Contractors’ Equipment Insurance – who needs it, when you need it, what it costs, and more, coming right up.
Hi, I’m Gordon Coyle, welcome to my channel where I talk about insurance and risk issues on the minds of business owners and today we’re going to talk about contractors’ equipment insurance.
Contractors’ equipment falls under the category of inland marine insurance, which I did a video on a while ago, and if you’d like you can take a look at that here: Inland Marine Insurance Explained!
You may wonder why the policy is called inland marine so let me take a second to explain that.
Marine insurance covers property that moves – whether that’s (goods being shipped) over the ocean which we call ocean cargo marine insurance, or (property being moved on a truck), or moving on its own which we call inland marine insurance.
Sometimes it’s also called a floater policy or an equipment floater – again because the equipment “floats” from one place to another.
Regarding contractor’s equipment, we’re talking about a broad category of insurance that can insure everything from the (tools and equipment carried on a plum ber’s or electrician’s truck) to a large multi-million dollar (excavator used by a land improvement contractor).
For many trade contractors, there is some (confusion) on how to ensure the tools and equipment on their trucks.
The business personal property limit on your business owner’s policy does not cover the equipment in your trucks, especially when you’re out on the road and at jobs.
Your tools are also not covered by your business auto policy.
So, that means you need specialized coverage for them, and that’s where the contractors’ equipment floater comes in.
For many artisan contractors, this can be added to your contractors’ package or BOP policy. For larger contractors with a large schedule of equipment, it’s usually done on a separate policy.
So what should you be insured on a floater or inland marine policy?
In most cases, we suggest that (larger pieces of equipment) over $1,500 in value be scheduled and insured, and all smaller (hand and power tools) can be insured on a blanket limit of coverage.
Scheduled coverage means you have specific coverage on specific items, and I’ll talk more about that in a minute.

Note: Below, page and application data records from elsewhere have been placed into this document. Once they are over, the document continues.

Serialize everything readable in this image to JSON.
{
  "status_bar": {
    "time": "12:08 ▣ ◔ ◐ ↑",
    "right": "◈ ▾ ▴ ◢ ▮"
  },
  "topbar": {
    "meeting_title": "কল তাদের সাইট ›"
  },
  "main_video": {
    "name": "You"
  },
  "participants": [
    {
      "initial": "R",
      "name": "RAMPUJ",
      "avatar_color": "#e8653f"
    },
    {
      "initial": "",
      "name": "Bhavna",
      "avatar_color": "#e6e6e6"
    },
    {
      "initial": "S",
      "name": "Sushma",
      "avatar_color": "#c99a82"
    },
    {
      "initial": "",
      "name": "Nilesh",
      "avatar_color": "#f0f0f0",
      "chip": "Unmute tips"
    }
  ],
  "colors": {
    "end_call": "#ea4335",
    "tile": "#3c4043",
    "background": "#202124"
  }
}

Blanket coverage gives you a limit of coverage, to cover all of the miscellaneous tools and equipment you have.
The thinking is that you’re not going to file a claim if you lose a pair of plyers, but if your truck is stolen and never recovered you have say $15,000 of insurance to cover all the players, screwdrivers, hammers, drills, nail guns, etc. that were on that truck.
Now when you get into large expensive items such as backhoes, excavators, tractors, loaders, and other specialized valuable equipment that is scheduled, you’ll provide the insurance company the year make model, serial number, and value of each item to be scheduled.
And that brings me to an important talking point around value.
On contractors’ equipment, there are two valuation clauses that can be used – replacement cost and actual cash value which I’ll explain.
For newer equipment – usually, items that are no more than 5 to 7 years old, most insurers will give you replacement cost valuation – meaning new for old.
If you bought an excavator for $450,000 and insured it for that, and it’s 3 years old and stolen from a job site, you’ll get $450,000.
Say that same stolen excavator is 10 years old, you’ll get actual cash value or ACV in the claim settlement and that means the cost new less depreciation.
Depending on the equipment and how it depreciates your settlement may only be $250,000.
That’s why updating your values every year on your scheduled equipment makes sense so you’re not overcharged.
Why Do You Need Coverage on Contractors’ Equipment?
Claims do happen and you’ve got a lot of money invested in your equipment. Equipment is vulnerable to theft and vandalism at job sites, and in transit, the risk of overturn or damage does happen.
I’ve settled a lot of equipment claims in my career so I know they do happen.
Further, if you’ve financed your equipment then your bank, leasing company, or finance company is going to require that you have insurance.
What about Equipment I Rent or Borrow?
In most contractors’ equipment policies, insurers will provide a sub-limit of coverage for equipment rented or borrowed.
Just make sure that those limits fit your need and look for any limitations per piece of equipment.
What Does Contractors’ Equipment Insurance Cost?
Contractors’ equipment insurance is based on a number of different factors and there is no set rating or the premium value used across the insurance industry.
The following factors are used in determining insurance costs: the type of equipment insured, the values, age of equipment, protection of property in storage and at job sites, deductibles, loss history, etc.
Have other questions I didn’t cover here? Feel free to drop me an email, or give me a call.